Lines with the string "icon" must each be copied from the listing.

_ _ _

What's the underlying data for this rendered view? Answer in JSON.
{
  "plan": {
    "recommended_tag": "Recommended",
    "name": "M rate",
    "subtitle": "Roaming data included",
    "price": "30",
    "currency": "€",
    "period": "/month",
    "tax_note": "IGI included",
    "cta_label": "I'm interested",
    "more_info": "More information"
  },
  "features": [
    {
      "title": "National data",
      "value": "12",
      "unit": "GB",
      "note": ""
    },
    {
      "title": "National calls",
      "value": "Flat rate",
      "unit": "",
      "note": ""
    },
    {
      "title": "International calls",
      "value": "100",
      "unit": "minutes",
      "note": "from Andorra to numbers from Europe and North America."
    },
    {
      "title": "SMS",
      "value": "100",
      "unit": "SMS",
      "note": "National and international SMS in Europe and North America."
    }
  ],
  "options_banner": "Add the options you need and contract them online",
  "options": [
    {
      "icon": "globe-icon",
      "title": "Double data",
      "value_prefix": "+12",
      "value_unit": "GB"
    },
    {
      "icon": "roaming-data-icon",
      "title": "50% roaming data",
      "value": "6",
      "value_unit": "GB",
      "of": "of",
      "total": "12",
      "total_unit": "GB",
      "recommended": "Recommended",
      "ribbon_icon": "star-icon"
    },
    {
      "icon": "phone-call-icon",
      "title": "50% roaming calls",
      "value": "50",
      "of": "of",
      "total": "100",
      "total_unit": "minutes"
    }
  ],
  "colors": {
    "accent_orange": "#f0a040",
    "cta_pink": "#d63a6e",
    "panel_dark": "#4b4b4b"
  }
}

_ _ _

■ **PROBLEM SOLUTION**:
      "icon": "globe-icon",
      "icon": "roaming-data-icon",
      "ribbon_icon": "star-icon"
      "icon": "phone-call-icon",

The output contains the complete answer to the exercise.